NEW YORK -- No offense. Ineffective bullpen (yep, Heath Bell blew another one). Spotty defense. It all added up to one atrocious 0-5 road trip for the Marlins. I was riding down the press box elevator after the game with one of the national writers and his words to me were, "I picked them to make the playoffs. What was I thinking?"
Bell was abysmal this afternoon, laboring through a 46-pitch inning in which he walked four of the first five batters he faced. He didn't give up a hit until his 46th pitch -- the game-winning hit -- which prompted a friend of mine to write me asking, "What's the most pitches a pitcher has thrown in an inning before giving up a hit?" I thought it was a good question and sent it along to the great folks at Elias Sports Bureau. They came through for me earlier this week when I asked if a team had ever walked four batters in an inning with four different pitchers (Answer: No -- not until the Marlins did it Tuesday), so hopefully we'll hear back from Elias tonight on the latest query.
The story of the trip wasn't Bell or the bullpen, though. It was the offense. The lineup produced a grand total of six runs in the five games. That's not bad. It's awful.
And it all starts at the top, meaning the top of the order. The Marlins' 1-2-3 hitters -- Jose Reyes, Emilio Bonifacio and Hanley Ramirez -- combined to go 4 for 57 -- let me repeat that, 4 for 57 -- over the five games. Ramirez didn't have a hit, and in typical Ramirez fashion, didn't want to discuss it afterward. Bonifacio and Reyes did, however, and said it was unacceptable. Reyes is hitting .205 at the moment. Add in his five fielding errors and it is hardly the player the Marlins were hoping to see when they signed him to a six-year deal.
The rotation is doing its part. The five starters posted a 1.82 ERA during the trip. But they don't have a single win to show for it.

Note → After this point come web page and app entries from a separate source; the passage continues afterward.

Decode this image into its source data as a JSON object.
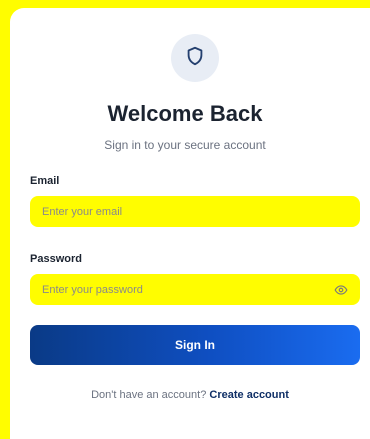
{
  "header": {
    "logo_icon": "shield-icon",
    "title": "Welcome Back",
    "subtitle": "Sign in to your secure account"
  },
  "form": {
    "email_label": "Email",
    "email_placeholder": "Enter your email",
    "password_label": "Password",
    "password_placeholder": "Enter your password",
    "password_toggle_icon": "eye-icon",
    "submit_label": "Sign In"
  },
  "footer": {
    "prompt_text": "Don't have an account?",
    "link_text": "Create account"
  },
  "colors": {
    "background": "#fffd00",
    "field_highlight": "#fffd00",
    "button_gradient_start": "#0a3a86",
    "button_gradient_end": "#1a6cf0",
    "title": "#1b2330"
  }
}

So there's my take. What's your's? Where do you place the greatest blame for the 7-11 start?